Items from a dataset
◆ ◆ ◆

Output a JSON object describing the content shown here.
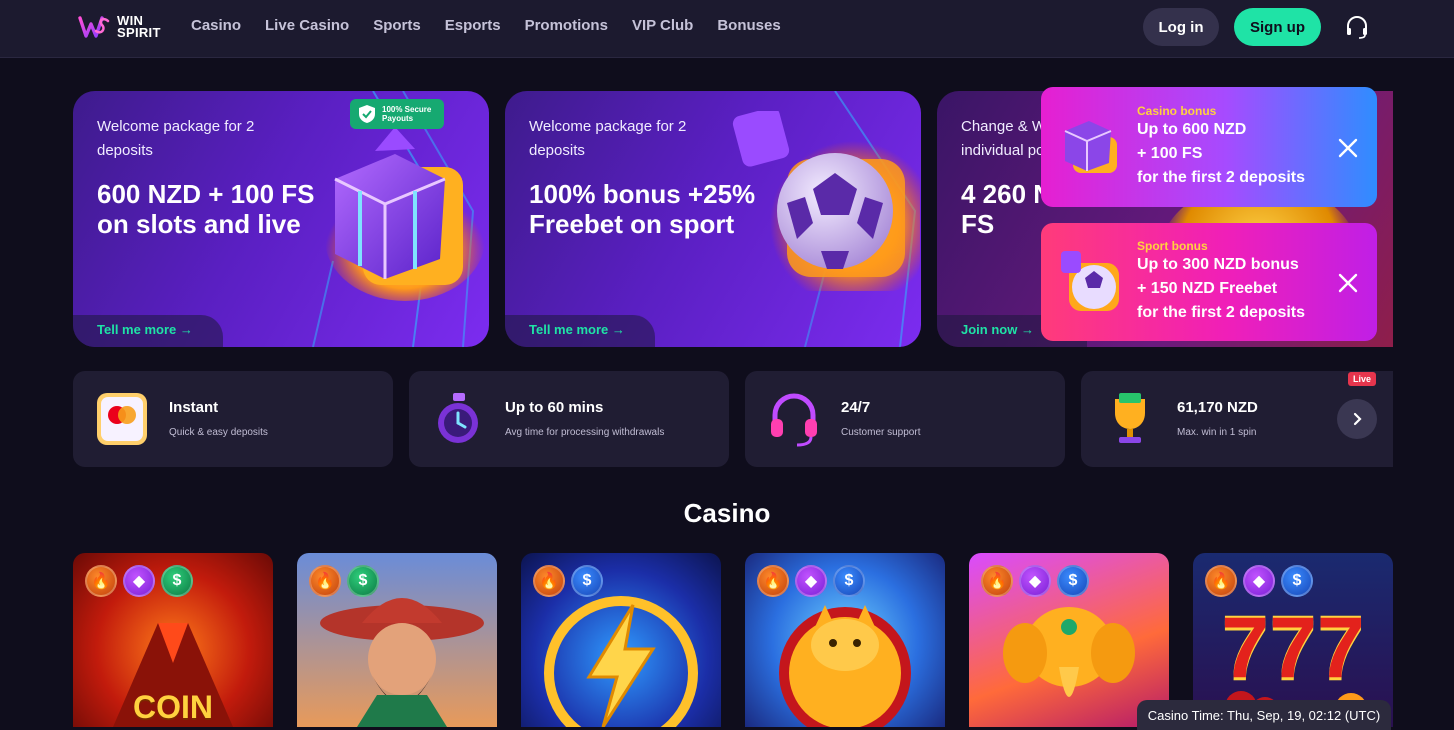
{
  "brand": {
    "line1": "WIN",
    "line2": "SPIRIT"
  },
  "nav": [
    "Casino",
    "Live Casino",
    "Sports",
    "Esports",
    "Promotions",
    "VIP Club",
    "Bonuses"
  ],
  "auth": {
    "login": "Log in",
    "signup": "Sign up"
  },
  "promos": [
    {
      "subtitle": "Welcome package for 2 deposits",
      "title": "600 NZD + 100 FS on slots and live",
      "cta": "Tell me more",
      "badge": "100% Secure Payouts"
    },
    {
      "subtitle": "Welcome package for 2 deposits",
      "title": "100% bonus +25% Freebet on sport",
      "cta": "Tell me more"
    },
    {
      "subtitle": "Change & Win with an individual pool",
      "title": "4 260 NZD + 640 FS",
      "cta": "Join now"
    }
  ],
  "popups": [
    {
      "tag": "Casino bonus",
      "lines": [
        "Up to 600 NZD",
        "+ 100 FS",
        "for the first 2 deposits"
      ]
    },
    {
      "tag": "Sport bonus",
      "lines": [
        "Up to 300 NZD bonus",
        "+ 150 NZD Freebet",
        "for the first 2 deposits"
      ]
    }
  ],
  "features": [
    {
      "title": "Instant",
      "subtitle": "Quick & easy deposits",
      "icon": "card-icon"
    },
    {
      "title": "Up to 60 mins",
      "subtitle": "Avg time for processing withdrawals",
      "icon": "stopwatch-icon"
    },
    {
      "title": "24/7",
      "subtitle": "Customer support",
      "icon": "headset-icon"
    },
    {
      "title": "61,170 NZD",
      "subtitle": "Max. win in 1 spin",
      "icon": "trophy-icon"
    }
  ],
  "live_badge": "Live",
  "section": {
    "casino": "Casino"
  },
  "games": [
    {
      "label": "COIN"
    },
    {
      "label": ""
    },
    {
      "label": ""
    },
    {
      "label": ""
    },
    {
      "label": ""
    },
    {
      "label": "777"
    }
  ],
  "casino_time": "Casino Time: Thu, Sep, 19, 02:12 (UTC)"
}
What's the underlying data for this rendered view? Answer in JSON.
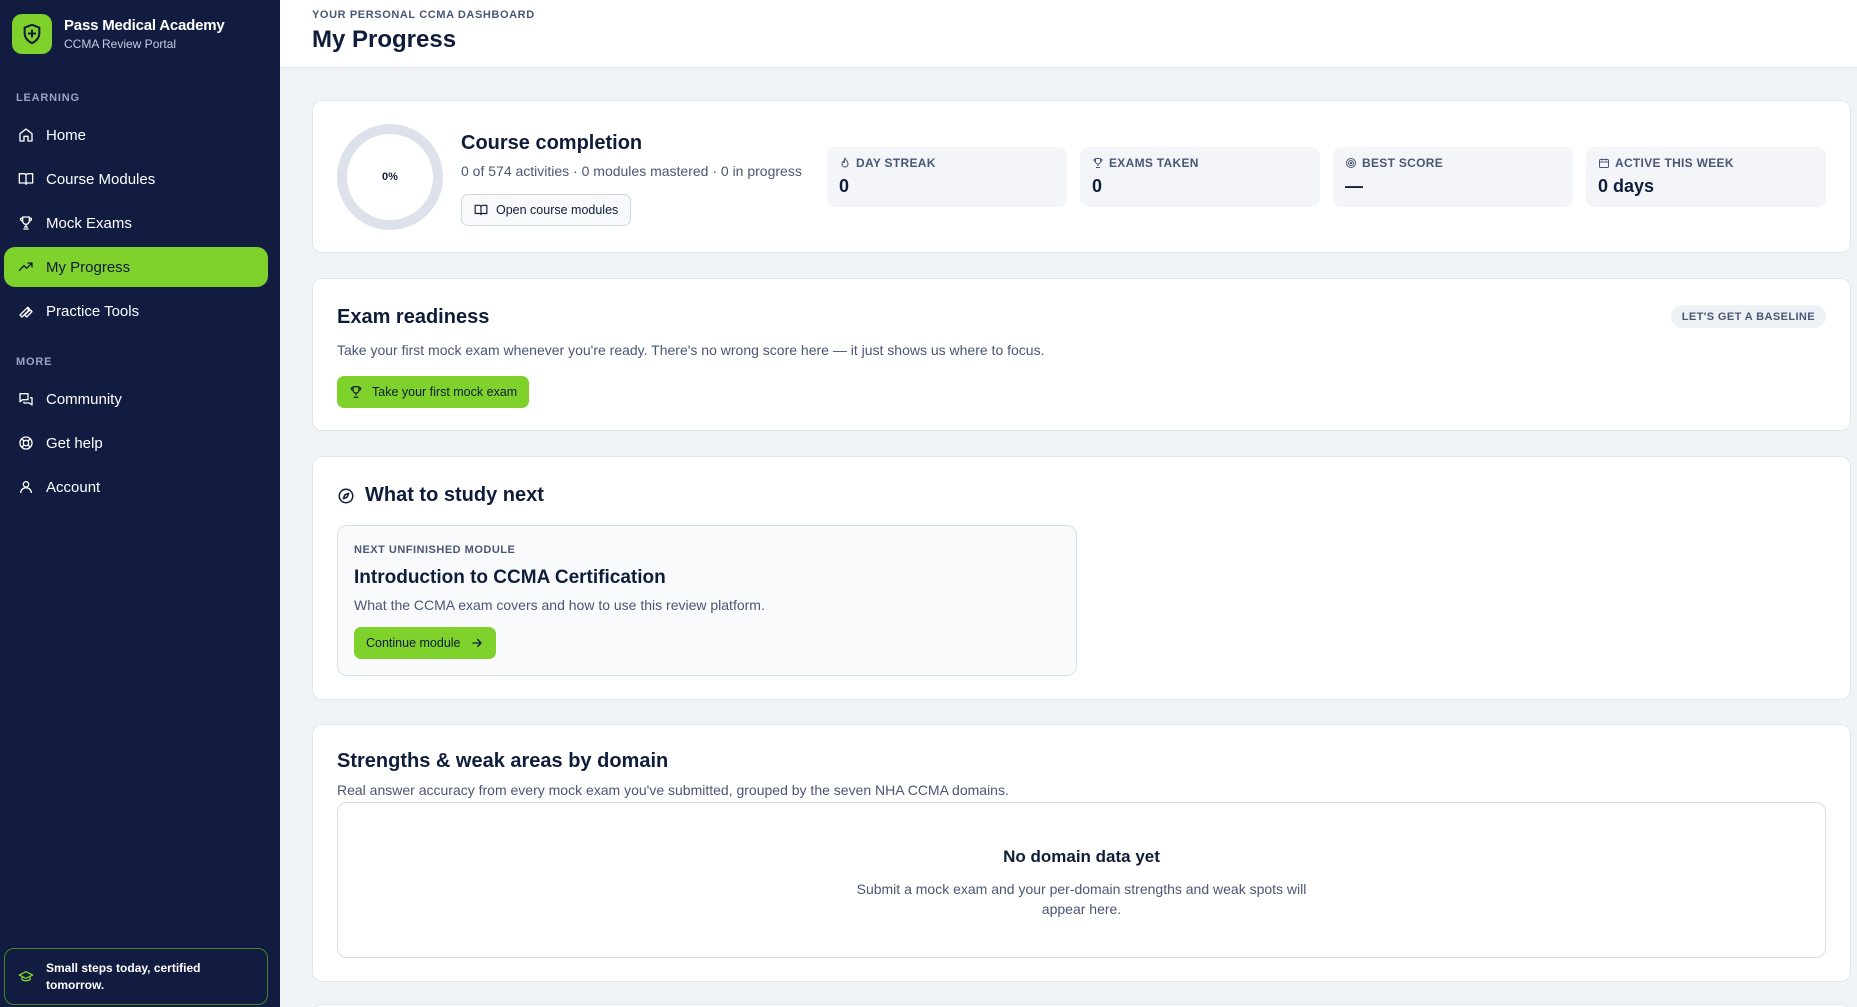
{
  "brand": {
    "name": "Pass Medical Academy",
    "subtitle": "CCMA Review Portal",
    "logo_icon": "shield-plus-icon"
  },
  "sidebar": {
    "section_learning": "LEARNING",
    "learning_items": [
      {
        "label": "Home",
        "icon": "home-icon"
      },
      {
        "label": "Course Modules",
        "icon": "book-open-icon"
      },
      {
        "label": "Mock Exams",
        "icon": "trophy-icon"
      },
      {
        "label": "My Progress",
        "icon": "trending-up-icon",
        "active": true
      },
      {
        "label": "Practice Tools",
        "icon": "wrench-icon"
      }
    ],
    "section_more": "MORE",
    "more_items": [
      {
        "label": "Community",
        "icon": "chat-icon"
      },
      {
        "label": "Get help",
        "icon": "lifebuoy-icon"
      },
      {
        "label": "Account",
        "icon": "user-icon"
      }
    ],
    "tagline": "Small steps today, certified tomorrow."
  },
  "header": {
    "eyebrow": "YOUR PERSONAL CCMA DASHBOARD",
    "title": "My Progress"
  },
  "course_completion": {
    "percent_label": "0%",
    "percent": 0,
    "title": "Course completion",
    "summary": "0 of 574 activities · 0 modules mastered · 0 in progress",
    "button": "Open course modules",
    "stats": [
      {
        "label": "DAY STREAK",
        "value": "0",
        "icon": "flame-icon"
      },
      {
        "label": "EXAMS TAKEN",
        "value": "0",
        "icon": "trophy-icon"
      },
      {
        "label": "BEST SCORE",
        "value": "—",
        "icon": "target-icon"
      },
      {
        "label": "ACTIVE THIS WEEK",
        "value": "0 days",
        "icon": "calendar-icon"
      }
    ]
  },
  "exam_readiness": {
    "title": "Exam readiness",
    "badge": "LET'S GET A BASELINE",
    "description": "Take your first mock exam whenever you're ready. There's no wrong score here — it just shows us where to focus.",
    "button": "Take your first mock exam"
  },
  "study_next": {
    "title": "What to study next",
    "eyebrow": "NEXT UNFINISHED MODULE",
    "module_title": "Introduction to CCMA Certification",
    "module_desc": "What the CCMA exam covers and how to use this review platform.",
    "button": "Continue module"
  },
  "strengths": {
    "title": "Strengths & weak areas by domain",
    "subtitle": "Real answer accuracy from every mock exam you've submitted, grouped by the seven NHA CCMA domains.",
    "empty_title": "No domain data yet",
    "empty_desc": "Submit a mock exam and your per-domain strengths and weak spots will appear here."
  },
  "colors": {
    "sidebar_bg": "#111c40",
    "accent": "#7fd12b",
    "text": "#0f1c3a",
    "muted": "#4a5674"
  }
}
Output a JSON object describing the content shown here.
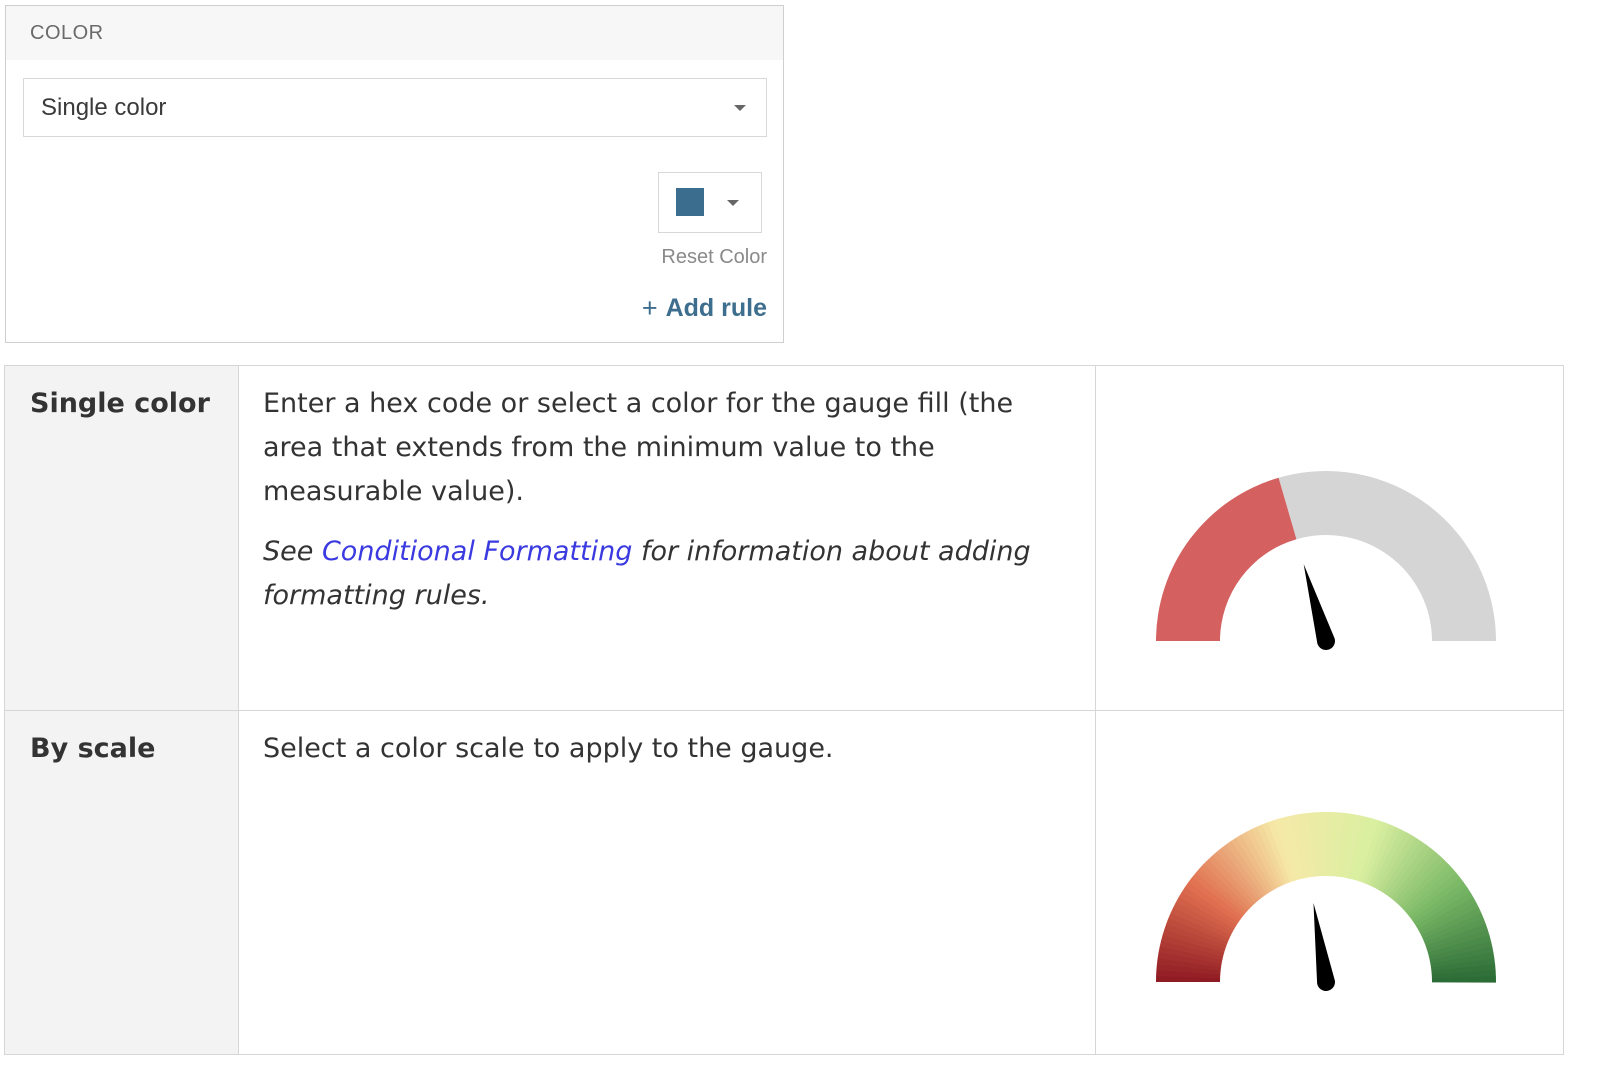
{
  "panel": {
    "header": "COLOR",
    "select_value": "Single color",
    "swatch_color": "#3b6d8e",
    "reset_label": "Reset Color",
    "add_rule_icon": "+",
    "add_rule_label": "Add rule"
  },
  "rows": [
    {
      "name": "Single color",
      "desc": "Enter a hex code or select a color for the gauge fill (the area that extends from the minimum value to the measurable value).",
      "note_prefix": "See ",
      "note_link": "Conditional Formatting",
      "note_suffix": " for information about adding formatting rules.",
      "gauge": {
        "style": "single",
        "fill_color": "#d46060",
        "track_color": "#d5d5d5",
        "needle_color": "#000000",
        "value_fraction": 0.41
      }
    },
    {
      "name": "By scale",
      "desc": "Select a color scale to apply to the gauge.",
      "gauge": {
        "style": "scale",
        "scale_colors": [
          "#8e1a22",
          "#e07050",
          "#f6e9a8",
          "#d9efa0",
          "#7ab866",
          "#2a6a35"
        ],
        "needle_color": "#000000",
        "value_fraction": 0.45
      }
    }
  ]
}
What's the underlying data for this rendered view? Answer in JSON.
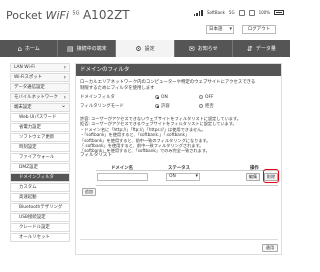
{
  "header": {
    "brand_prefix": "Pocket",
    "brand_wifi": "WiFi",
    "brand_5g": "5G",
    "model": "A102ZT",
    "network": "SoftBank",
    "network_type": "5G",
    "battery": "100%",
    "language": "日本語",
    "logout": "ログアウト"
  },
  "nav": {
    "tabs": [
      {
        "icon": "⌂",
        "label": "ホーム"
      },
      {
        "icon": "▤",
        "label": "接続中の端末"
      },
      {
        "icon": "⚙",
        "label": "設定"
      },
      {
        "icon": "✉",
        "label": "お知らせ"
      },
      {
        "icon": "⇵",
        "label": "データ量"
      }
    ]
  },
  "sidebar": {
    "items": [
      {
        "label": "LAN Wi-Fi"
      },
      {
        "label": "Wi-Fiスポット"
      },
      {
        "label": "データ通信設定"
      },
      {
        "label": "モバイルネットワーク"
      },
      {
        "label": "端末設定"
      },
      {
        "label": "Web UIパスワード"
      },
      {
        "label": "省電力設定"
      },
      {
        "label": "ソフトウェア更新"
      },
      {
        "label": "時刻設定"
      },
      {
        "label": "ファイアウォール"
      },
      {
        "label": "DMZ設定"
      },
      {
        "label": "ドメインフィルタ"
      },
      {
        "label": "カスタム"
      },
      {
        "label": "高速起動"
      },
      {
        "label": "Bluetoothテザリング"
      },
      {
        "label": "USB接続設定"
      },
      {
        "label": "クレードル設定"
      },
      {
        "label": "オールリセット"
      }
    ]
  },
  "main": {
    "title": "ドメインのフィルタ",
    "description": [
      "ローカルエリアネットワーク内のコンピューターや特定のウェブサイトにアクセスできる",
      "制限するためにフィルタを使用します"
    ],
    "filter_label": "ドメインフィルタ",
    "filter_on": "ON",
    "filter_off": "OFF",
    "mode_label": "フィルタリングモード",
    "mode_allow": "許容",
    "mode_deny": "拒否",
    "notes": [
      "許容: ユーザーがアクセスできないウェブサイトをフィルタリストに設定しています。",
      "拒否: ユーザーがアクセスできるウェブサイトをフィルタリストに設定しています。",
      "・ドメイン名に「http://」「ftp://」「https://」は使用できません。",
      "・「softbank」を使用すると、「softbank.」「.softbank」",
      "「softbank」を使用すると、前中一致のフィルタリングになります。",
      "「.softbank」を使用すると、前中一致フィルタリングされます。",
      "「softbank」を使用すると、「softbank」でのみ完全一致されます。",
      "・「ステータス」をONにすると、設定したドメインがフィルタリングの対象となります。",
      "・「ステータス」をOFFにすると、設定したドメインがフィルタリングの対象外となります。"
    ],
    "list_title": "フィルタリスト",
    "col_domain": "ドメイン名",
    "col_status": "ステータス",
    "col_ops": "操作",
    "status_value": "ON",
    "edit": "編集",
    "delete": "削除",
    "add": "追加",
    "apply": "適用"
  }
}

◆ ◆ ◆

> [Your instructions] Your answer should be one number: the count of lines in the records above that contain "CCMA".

> [Result of the exercise] 5